Extracted data entries:
▼▼▼
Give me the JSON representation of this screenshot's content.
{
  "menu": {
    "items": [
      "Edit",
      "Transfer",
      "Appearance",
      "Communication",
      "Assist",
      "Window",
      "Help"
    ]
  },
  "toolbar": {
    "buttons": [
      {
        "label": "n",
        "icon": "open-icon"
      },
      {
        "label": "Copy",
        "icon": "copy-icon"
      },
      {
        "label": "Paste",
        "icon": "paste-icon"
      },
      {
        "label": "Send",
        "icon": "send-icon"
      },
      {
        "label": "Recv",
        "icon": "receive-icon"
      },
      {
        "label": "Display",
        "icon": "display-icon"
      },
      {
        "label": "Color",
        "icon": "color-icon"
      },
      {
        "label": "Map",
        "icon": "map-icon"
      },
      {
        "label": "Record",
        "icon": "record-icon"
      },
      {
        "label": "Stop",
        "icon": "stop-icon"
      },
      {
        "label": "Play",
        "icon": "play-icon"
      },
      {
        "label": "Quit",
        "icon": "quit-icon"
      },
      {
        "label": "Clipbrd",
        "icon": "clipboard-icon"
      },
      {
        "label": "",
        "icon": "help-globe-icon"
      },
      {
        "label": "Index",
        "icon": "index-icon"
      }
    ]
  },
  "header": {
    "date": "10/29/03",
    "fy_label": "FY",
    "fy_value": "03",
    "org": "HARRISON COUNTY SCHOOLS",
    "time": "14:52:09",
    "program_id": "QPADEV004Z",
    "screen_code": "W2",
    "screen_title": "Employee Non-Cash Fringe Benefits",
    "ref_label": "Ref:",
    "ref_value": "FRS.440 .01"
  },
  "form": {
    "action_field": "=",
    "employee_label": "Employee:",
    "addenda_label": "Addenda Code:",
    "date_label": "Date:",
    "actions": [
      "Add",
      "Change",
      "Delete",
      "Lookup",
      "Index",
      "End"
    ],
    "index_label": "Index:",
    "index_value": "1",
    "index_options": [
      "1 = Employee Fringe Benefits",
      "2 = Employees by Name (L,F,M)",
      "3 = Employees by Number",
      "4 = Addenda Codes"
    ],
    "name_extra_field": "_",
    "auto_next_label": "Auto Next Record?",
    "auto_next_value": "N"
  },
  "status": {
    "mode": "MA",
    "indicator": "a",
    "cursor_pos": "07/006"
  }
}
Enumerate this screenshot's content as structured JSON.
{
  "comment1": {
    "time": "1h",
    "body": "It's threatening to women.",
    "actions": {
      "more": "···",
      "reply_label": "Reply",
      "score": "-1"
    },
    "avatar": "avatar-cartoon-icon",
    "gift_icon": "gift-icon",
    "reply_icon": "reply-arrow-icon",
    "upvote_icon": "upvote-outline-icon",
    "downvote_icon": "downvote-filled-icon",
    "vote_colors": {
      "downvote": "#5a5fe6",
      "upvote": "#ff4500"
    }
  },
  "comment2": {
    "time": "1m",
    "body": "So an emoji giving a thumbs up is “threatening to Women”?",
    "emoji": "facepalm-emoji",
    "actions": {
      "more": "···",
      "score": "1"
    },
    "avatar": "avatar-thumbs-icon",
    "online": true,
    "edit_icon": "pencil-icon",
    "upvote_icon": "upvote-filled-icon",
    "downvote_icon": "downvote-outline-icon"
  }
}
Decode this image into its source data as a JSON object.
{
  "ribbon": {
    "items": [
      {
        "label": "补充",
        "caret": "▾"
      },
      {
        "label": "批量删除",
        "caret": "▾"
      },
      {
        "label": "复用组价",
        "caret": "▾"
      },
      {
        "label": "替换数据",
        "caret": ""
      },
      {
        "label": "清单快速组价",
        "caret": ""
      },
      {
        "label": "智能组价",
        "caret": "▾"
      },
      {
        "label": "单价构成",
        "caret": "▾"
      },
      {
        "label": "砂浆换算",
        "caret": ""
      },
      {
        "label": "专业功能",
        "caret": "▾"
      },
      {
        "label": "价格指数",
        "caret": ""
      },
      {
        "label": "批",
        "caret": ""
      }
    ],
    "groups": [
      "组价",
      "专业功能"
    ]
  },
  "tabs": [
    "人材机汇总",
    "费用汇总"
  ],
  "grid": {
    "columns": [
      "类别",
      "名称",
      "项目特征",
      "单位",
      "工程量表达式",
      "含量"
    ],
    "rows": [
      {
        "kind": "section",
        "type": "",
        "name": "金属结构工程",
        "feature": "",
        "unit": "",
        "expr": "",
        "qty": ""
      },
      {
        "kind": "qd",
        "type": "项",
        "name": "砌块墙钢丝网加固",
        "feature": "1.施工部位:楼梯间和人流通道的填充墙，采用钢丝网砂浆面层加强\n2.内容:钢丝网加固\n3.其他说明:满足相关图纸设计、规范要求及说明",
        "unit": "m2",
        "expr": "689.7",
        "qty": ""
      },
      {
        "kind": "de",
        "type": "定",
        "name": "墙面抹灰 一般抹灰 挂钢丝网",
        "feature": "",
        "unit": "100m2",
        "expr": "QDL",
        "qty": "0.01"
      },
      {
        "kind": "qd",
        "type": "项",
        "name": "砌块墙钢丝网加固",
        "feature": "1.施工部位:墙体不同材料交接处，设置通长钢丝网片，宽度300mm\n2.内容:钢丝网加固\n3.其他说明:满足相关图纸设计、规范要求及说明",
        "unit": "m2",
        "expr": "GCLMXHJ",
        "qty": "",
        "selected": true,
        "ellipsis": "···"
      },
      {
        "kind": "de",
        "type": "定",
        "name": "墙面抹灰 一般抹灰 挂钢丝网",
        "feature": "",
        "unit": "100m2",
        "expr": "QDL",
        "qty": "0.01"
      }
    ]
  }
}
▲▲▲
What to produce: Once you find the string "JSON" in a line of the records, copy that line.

Exercise output:
Give me the JSON representation of this screenshot's content.
Enumerate this screenshot's content as structured JSON.
Decode this image into its source data as a JSON object.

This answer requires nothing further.